Hair is made up of around 80% alpha-keratin, a collection of multi-layered, flattened cells connected by rope like filaments that provide the structure and strength of the hair fibre. Alpha-keratin synthesis begins near the adhesion point of the base of the hair fibre to the cell membrane. Two polypeptide chains (made up of alanine, leucine, arginine and cysteine) twist together to form a structure called a coiled curl dimer, these coiled curl dimers are bonded together with disulphide bonds that can only occur between the cysteine residues.
Two coiled curl dimers align with each other, using disulphide bonds, forming a protofilament.
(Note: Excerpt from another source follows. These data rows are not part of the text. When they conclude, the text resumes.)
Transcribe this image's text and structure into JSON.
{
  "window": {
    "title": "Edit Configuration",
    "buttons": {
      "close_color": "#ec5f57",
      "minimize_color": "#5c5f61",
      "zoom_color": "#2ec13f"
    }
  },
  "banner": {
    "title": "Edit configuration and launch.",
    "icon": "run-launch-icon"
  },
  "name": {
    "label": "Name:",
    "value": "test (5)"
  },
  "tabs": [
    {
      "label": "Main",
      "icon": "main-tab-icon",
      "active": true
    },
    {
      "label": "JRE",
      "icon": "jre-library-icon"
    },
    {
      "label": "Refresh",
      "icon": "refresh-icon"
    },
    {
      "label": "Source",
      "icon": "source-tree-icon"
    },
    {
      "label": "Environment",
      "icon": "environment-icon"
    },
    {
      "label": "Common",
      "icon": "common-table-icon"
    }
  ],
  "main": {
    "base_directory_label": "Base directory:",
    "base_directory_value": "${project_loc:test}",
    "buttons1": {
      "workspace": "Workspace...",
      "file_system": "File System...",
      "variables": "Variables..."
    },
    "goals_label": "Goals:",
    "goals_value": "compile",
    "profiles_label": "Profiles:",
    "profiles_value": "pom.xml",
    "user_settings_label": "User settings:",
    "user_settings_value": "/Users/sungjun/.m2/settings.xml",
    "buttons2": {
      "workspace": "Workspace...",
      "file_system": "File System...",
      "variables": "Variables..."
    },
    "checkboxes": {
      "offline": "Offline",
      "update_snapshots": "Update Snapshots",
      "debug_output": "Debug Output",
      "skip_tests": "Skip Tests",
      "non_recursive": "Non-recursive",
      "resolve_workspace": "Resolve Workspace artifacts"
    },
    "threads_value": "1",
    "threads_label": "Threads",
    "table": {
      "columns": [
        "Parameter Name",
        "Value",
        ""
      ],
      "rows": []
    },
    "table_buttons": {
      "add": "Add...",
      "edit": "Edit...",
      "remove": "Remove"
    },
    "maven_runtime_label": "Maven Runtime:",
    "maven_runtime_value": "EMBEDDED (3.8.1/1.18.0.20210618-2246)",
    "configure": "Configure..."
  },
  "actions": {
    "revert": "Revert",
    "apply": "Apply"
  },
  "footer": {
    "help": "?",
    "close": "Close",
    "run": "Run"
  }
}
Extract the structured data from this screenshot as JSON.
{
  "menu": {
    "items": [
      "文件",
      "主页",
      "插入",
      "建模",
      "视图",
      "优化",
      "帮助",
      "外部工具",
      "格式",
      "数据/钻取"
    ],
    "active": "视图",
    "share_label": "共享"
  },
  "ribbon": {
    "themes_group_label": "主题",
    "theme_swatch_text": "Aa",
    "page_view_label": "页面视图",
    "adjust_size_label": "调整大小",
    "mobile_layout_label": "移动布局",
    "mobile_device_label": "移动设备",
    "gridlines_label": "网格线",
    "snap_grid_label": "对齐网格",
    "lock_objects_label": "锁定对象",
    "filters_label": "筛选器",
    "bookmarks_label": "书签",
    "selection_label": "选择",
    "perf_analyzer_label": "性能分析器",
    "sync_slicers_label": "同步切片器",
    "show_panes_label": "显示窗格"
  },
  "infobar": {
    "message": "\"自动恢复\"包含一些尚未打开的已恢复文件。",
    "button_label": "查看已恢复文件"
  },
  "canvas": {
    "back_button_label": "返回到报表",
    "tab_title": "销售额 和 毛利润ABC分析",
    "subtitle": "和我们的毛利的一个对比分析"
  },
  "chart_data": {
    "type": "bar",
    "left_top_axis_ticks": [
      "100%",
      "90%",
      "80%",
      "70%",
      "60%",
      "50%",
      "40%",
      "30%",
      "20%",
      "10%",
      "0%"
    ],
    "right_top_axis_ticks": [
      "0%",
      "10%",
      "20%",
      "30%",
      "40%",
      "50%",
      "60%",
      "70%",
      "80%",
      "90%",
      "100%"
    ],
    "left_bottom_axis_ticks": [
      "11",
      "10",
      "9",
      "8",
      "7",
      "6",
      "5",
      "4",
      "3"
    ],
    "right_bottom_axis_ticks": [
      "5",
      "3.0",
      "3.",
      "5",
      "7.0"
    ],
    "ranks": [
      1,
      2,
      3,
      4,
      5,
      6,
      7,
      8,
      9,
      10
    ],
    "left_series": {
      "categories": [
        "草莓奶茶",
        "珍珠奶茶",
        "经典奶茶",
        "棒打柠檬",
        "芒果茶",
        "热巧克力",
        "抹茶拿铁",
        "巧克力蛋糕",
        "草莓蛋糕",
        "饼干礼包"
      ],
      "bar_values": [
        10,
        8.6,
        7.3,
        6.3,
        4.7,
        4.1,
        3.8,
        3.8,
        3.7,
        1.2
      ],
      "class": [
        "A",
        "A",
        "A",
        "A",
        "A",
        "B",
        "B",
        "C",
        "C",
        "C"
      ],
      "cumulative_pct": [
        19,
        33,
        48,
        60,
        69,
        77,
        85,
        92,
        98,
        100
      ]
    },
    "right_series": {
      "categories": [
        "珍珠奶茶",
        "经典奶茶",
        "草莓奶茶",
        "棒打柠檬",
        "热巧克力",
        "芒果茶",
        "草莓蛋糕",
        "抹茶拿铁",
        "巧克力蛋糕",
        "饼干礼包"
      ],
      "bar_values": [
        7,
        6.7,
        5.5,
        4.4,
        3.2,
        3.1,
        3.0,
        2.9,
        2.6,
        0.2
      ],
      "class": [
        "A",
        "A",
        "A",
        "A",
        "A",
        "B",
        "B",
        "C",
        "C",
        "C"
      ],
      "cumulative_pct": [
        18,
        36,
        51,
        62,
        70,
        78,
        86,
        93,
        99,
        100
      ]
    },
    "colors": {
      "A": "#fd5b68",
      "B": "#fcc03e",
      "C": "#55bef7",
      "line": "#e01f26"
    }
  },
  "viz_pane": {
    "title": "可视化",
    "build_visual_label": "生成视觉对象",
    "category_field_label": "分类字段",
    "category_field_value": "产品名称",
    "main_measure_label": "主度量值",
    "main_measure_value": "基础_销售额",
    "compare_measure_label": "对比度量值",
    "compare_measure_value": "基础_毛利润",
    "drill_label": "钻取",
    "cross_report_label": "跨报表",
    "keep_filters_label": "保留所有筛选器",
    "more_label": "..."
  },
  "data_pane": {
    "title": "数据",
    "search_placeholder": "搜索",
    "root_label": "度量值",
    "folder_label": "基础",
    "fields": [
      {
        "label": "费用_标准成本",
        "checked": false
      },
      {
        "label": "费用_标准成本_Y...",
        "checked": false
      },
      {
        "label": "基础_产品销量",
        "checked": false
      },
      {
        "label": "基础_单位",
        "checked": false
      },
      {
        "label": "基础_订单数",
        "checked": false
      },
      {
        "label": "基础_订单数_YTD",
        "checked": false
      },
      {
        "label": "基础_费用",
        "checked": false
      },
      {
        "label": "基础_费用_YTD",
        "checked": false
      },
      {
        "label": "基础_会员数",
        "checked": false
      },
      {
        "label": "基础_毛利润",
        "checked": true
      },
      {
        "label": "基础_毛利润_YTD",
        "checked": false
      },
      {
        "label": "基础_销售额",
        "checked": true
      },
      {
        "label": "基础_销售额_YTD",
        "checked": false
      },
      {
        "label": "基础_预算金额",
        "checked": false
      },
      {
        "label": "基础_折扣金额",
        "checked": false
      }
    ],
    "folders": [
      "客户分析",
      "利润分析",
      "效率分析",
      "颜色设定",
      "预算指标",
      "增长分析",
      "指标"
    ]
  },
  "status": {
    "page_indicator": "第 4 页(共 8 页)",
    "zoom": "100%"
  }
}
Through further disulphide bonding, alignment of two protofilaments allow the formation of a protofibril. Four protofibrils then combine to form an intermediate filament unit, this is the basic alpha-keratin subunit.
The interfilamentous units are embedded in a matrix formed from coiled curl fibres that are dominant in either cysteine, glycine, tyrosine or phenylalanine. The different amino acid content matrixes account for the variability in strength of the alpha-keratin protein.
Coiled curl fibres high in cysteine will provide the strongest base for an interfilamentous protein. Properly bound filaments build a thick and smooth hair fibre with high tensile strength resistant to breakage and damage. Units that are higher in cysteine will form strong, water-repellent fibres less vulnerable to the detrimental effects of shampoos, heated styling tools and chemical treatments.